PROVIDED ENTRIES START

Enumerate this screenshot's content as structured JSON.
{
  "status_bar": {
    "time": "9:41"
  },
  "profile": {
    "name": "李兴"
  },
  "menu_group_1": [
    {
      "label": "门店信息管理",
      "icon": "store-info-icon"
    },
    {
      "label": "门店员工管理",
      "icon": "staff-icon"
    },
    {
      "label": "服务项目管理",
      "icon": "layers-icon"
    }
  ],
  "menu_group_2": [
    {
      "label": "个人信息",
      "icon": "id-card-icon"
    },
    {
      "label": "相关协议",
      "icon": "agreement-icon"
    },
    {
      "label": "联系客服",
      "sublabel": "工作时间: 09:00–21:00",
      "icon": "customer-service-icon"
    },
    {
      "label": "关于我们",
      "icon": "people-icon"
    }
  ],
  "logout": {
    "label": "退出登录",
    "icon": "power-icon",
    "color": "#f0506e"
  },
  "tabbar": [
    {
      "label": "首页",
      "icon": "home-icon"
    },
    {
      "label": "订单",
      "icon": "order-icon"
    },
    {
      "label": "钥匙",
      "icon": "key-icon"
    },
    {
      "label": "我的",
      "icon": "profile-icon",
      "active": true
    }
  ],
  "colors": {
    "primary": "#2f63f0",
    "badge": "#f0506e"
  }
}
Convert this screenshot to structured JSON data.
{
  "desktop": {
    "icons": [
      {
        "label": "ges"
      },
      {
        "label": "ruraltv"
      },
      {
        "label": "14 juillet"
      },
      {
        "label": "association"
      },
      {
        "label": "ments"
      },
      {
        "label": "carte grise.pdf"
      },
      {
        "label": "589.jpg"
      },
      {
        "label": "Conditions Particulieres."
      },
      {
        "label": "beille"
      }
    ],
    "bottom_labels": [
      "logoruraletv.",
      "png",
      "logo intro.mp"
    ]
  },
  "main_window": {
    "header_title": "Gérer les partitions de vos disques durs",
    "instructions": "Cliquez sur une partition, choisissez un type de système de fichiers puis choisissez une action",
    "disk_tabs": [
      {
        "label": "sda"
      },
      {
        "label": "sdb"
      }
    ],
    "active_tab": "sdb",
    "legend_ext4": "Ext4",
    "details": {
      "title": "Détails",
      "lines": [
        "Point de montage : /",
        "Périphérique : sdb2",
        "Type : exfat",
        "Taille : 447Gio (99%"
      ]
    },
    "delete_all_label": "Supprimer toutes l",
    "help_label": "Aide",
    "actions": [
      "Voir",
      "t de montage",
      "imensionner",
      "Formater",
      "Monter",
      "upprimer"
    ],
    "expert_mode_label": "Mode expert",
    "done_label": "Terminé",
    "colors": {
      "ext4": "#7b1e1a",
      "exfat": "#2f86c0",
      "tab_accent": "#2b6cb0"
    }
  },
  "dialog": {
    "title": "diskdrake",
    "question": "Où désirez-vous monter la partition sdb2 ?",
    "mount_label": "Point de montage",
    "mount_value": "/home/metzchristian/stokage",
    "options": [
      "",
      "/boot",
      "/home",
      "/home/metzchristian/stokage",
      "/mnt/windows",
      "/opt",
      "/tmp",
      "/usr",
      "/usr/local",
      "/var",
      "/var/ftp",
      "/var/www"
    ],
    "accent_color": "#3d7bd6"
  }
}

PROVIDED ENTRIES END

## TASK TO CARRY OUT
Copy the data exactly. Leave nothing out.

## RESULT OF THIS TASK
Enumerate this screenshot's content as structured JSON.
{
  "status_bar": {
    "time": "9:41"
  },
  "profile": {
    "name": "李兴"
  },
  "menu_group_1": [
    {
      "label": "门店信息管理",
      "icon": "store-info-icon"
    },
    {
      "label": "门店员工管理",
      "icon": "staff-icon"
    },
    {
      "label": "服务项目管理",
      "icon": "layers-icon"
    }
  ],
  "menu_group_2": [
    {
      "label": "个人信息",
      "icon": "id-card-icon"
    },
    {
      "label": "相关协议",
      "icon": "agreement-icon"
    },
    {
      "label": "联系客服",
      "sublabel": "工作时间: 09:00–21:00",
      "icon": "customer-service-icon"
    },
    {
      "label": "关于我们",
      "icon": "people-icon"
    }
  ],
  "logout": {
    "label": "退出登录",
    "icon": "power-icon",
    "color": "#f0506e"
  },
  "tabbar": [
    {
      "label": "首页",
      "icon": "home-icon"
    },
    {
      "label": "订单",
      "icon": "order-icon"
    },
    {
      "label": "钥匙",
      "icon": "key-icon"
    },
    {
      "label": "我的",
      "icon": "profile-icon",
      "active": true
    }
  ],
  "colors": {
    "primary": "#2f63f0",
    "badge": "#f0506e"
  }
}
Convert this screenshot to structured JSON data.
{
  "desktop": {
    "icons": [
      {
        "label": "ges"
      },
      {
        "label": "ruraltv"
      },
      {
        "label": "14 juillet"
      },
      {
        "label": "association"
      },
      {
        "label": "ments"
      },
      {
        "label": "carte grise.pdf"
      },
      {
        "label": "589.jpg"
      },
      {
        "label": "Conditions Particulieres."
      },
      {
        "label": "beille"
      }
    ],
    "bottom_labels": [
      "logoruraletv.",
      "png",
      "logo intro.mp"
    ]
  },
  "main_window": {
    "header_title": "Gérer les partitions de vos disques durs",
    "instructions": "Cliquez sur une partition, choisissez un type de système de fichiers puis choisissez une action",
    "disk_tabs": [
      {
        "label": "sda"
      },
      {
        "label": "sdb"
      }
    ],
    "active_tab": "sdb",
    "legend_ext4": "Ext4",
    "details": {
      "title": "Détails",
      "lines": [
        "Point de montage : /",
        "Périphérique : sdb2",
        "Type : exfat",
        "Taille : 447Gio (99%"
      ]
    },
    "delete_all_label": "Supprimer toutes l",
    "help_label": "Aide",
    "actions": [
      "Voir",
      "t de montage",
      "imensionner",
      "Formater",
      "Monter",
      "upprimer"
    ],
    "expert_mode_label": "Mode expert",
    "done_label": "Terminé",
    "colors": {
      "ext4": "#7b1e1a",
      "exfat": "#2f86c0",
      "tab_accent": "#2b6cb0"
    }
  },
  "dialog": {
    "title": "diskdrake",
    "question": "Où désirez-vous monter la partition sdb2 ?",
    "mount_label": "Point de montage",
    "mount_value": "/home/metzchristian/stokage",
    "options": [
      "",
      "/boot",
      "/home",
      "/home/metzchristian/stokage",
      "/mnt/windows",
      "/opt",
      "/tmp",
      "/usr",
      "/usr/local",
      "/var",
      "/var/ftp",
      "/var/www"
    ],
    "accent_color": "#3d7bd6"
  }
}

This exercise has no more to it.